[Dataset rows describing interfaces]
:::

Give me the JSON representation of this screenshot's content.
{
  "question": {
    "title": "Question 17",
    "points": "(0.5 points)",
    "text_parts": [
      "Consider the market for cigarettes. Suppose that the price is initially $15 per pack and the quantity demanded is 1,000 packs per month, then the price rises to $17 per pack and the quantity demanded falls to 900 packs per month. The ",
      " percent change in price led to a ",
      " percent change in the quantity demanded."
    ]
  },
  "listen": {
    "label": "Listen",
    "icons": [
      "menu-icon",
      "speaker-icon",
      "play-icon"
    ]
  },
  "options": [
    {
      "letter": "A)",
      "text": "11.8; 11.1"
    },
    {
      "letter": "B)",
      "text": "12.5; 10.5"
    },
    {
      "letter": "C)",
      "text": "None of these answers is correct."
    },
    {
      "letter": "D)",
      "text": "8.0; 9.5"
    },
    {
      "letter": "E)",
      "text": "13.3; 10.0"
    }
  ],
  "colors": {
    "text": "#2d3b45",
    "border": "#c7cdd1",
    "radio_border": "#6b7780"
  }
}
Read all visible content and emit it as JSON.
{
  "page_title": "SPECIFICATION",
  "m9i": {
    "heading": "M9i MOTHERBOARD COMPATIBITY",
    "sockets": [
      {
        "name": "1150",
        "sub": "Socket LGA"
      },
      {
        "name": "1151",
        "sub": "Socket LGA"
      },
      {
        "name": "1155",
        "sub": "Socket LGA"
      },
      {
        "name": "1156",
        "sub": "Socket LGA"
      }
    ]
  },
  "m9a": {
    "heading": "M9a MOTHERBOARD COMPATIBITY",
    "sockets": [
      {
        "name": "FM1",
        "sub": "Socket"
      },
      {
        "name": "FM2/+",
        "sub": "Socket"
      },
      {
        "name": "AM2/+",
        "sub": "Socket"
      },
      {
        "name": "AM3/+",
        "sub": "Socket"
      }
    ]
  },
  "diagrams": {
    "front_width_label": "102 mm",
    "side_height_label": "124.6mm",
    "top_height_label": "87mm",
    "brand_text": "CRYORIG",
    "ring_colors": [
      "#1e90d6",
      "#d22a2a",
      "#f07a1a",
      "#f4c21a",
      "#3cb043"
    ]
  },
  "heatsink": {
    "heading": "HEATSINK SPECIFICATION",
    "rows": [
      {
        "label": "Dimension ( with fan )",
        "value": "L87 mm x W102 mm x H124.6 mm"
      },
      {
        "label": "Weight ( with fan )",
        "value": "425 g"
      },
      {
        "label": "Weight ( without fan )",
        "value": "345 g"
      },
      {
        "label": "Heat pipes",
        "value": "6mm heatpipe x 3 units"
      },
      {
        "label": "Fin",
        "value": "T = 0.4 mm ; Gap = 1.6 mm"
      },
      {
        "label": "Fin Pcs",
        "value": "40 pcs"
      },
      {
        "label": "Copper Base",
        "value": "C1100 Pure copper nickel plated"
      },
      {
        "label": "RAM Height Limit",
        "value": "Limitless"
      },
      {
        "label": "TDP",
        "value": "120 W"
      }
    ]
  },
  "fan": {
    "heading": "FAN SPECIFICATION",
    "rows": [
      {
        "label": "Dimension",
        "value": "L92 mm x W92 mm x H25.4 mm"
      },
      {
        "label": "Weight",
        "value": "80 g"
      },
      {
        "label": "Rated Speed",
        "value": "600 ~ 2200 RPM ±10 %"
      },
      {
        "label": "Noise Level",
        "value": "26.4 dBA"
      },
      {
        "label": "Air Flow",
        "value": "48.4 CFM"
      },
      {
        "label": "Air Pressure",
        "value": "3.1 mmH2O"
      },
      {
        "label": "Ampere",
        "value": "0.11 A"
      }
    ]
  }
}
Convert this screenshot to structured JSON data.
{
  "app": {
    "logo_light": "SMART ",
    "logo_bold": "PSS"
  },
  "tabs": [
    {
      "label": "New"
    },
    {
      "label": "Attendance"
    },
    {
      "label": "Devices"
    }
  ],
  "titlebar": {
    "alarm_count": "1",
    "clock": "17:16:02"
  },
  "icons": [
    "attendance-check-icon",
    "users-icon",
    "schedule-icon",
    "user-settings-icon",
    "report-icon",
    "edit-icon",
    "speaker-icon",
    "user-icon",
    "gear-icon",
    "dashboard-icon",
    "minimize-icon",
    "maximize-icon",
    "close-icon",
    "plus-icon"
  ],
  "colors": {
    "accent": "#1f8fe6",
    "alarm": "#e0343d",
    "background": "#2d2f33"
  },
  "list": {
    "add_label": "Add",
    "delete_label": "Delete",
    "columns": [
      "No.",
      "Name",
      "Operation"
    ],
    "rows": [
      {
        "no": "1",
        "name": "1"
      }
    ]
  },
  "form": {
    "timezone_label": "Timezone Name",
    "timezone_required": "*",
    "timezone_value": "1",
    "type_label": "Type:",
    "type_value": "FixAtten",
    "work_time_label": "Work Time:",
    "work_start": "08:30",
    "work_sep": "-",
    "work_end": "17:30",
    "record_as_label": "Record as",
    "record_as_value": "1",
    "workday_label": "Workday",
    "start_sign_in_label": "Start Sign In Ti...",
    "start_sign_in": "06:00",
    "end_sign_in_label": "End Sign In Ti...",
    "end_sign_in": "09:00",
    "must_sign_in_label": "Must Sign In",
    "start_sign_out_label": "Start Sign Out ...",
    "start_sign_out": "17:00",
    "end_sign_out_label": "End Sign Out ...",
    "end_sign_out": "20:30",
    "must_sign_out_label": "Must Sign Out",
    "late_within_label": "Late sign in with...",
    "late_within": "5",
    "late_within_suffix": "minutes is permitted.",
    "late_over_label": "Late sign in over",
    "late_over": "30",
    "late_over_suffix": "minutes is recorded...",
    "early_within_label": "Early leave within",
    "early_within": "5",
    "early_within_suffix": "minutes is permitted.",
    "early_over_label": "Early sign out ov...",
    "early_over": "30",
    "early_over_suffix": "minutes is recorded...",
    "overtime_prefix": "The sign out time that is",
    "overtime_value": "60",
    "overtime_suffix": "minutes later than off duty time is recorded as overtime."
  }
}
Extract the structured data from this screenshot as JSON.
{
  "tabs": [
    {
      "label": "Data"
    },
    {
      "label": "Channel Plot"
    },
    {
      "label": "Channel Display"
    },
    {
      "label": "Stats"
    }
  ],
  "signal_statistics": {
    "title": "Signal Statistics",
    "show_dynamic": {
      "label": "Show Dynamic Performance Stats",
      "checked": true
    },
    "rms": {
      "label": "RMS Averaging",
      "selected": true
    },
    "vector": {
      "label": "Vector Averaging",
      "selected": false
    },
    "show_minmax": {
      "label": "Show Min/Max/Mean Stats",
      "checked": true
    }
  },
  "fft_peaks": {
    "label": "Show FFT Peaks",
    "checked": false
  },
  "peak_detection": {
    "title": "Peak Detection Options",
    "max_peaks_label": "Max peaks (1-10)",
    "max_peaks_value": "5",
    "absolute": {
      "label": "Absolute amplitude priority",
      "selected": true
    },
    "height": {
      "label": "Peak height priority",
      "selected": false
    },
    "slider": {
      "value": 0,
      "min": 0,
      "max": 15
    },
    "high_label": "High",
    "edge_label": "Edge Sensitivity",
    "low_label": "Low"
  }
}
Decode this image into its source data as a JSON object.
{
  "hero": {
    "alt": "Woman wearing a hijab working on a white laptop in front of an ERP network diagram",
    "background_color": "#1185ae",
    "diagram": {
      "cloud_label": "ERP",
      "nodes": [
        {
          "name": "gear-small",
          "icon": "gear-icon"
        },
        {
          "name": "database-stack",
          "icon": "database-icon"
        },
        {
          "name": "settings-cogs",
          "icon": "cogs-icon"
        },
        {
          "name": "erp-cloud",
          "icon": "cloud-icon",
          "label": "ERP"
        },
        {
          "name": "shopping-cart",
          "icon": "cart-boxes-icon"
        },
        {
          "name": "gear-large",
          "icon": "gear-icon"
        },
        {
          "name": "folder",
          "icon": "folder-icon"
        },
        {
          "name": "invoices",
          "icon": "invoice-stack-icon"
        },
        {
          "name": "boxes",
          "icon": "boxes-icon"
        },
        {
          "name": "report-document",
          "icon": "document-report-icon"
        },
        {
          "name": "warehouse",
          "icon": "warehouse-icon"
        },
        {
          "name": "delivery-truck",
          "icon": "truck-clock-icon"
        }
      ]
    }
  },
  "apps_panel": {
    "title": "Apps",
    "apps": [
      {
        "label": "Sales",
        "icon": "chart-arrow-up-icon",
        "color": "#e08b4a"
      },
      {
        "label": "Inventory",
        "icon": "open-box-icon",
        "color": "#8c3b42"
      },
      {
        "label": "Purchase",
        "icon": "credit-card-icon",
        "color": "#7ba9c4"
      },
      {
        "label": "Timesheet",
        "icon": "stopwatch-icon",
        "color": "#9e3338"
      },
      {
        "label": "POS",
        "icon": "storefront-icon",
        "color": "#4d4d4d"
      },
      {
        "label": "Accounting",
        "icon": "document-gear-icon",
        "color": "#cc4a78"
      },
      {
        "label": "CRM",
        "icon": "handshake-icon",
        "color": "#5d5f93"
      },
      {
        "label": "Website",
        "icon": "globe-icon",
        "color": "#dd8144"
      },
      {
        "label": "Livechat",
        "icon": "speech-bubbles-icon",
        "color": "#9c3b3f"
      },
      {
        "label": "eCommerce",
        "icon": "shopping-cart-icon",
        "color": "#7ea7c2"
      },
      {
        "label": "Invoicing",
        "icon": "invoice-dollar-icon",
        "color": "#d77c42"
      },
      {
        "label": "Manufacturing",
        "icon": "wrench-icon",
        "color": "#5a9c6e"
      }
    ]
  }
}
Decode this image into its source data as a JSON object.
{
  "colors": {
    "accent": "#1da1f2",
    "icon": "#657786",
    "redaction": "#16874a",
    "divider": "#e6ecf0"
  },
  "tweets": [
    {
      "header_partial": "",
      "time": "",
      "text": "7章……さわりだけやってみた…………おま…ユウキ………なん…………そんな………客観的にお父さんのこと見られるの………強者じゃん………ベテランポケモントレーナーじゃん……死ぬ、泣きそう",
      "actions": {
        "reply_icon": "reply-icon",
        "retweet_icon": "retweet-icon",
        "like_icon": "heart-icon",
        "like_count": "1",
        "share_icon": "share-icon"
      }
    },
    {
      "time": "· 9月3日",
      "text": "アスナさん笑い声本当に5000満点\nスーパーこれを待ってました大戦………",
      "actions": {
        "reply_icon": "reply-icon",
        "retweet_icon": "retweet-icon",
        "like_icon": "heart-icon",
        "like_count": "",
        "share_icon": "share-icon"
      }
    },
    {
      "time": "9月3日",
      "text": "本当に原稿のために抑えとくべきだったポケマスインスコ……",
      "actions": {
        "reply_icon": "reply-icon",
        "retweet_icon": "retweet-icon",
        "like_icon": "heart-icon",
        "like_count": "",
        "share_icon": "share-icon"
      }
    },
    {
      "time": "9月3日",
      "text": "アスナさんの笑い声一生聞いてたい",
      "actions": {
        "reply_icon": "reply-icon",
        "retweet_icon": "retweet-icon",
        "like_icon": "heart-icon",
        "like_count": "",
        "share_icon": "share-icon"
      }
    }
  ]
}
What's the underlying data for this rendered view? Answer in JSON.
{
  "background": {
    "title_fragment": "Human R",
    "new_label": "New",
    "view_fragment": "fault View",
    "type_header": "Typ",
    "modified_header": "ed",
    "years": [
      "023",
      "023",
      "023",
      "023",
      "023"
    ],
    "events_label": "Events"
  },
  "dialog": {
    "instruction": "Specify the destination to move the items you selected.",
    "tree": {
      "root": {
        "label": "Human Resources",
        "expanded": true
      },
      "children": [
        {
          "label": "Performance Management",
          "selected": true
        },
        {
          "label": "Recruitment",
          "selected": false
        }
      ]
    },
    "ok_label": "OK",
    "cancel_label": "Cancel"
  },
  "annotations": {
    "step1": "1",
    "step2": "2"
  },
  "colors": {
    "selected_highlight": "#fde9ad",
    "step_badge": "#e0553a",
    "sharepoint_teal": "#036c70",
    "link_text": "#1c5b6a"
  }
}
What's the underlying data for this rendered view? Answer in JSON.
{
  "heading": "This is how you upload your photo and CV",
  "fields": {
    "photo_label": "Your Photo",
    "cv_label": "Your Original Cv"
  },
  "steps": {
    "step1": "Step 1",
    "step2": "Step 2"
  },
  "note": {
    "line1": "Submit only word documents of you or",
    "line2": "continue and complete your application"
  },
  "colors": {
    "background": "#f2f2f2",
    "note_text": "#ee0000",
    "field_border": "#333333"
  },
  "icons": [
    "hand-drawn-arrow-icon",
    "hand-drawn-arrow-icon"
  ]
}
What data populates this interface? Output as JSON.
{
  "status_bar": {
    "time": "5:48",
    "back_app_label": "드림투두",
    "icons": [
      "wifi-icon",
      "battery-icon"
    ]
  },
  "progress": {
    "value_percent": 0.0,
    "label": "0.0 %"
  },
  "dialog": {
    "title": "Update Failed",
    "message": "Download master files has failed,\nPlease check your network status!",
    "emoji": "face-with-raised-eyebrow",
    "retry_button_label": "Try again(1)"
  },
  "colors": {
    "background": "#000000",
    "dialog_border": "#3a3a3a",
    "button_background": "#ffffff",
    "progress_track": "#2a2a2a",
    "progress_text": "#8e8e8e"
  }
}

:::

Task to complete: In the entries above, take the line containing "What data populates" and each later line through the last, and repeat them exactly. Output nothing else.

Answer to this task:
What data populates this interface? Output as JSON.
{
  "status_bar": {
    "time": "5:48",
    "back_app_label": "드림투두",
    "icons": [
      "wifi-icon",
      "battery-icon"
    ]
  },
  "progress": {
    "value_percent": 0.0,
    "label": "0.0 %"
  },
  "dialog": {
    "title": "Update Failed",
    "message": "Download master files has failed,\nPlease check your network status!",
    "emoji": "face-with-raised-eyebrow",
    "retry_button_label": "Try again(1)"
  },
  "colors": {
    "background": "#000000",
    "dialog_border": "#3a3a3a",
    "button_background": "#ffffff",
    "progress_track": "#2a2a2a",
    "progress_text": "#8e8e8e"
  }
}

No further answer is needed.